A group of nine states, all led by Republicans, have requested a federal court in Texas to abolish the Deferred Action for Childhood Arrivals (DACA) program.
Texas leads the coalition, which has asked the Southern District federal court to deem DACA “unlawful” and “unconstitutional,” as per court papers filed on Tuesday.
“The Court should declare it unlawful and unconstitutional, vacate it in its entirety, and permanently enjoin its implementation (with a prudent transition for existing DACA recipients),” the filing reads.
“This lawsuit is about the scope of executive power, not the wisdom of any particular immigration policy. No President can unilaterally override Congress’s duly enacted laws simply because he prefers different policy choices,” the states went on to say.
DACA was established in 2012 by the Obama administration to protect undocumented immigrants brought to the U.S. as children from being deported.
It has been the subject of numerous legal challenges from conservative states and organizations.
The documents state that the program should not accept new applicants and in two years, should no longer approve renewal requests from current “Dreamers,” the terms given to immigrants hoping to benefit from DACA.
The Southern District court had previously blocked new applications for DACA at the request of these same states, ruling that the Department of Homeland Security (DHS) had violated the Administrative Procedure Act by implementing and operating the program.
Judge Andrew Hanen, who made the ruling, allowed current Dreamers to renew their status in 2021, as the DACA program was created by an Obama administration memo and not a formal rule.
In October, the Biden administration replaced the memo with a final regulation, which codified the DACA program and allowed new applicants.
The states have now asked Hanen to assess the Biden administration’s new regulation, claiming that it too is unlawful for the same reasons as the initial memo.
Data from September shows that nearly 600,000 active DACA recipients could be affected if the program is abolished.
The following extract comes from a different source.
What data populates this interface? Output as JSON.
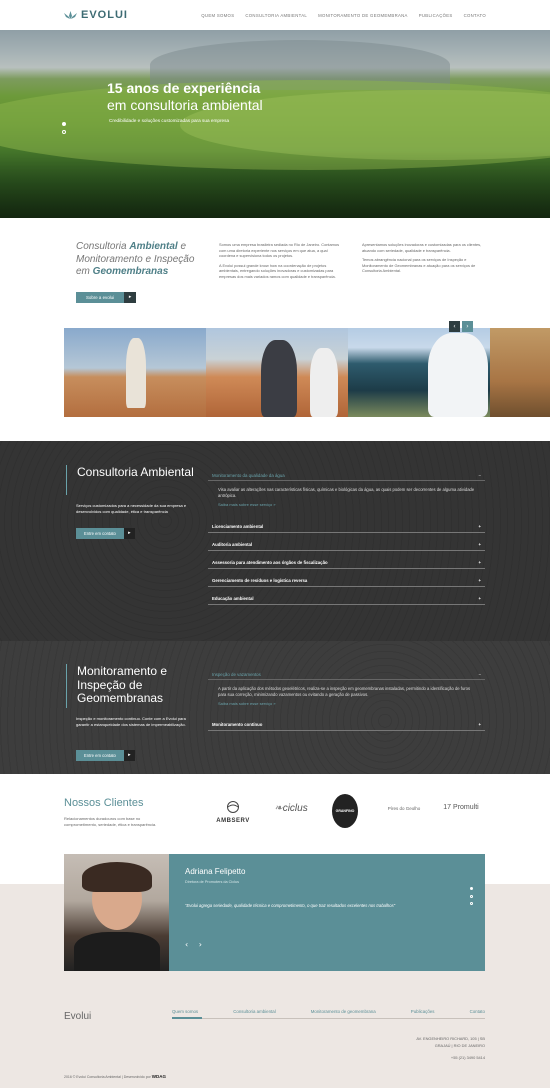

“If there were ever any doubt that DACA’s central premise was false, it evaporated when the U.S. Supreme Court held that ‘the DACA Memorandum does not announce a passive non-enforcement policy.’ Rather, ‘it created a program for conferring affirmative immigration relief.’ That confirmed this Court’s prior determination that DACA ‘institute[d] a program that gives lawful presence, work authorization, and multiple other benefits to 1.5 million people,” the states added, citing the 2020 decision in Department of Homeland Security v. Regents of the University of California.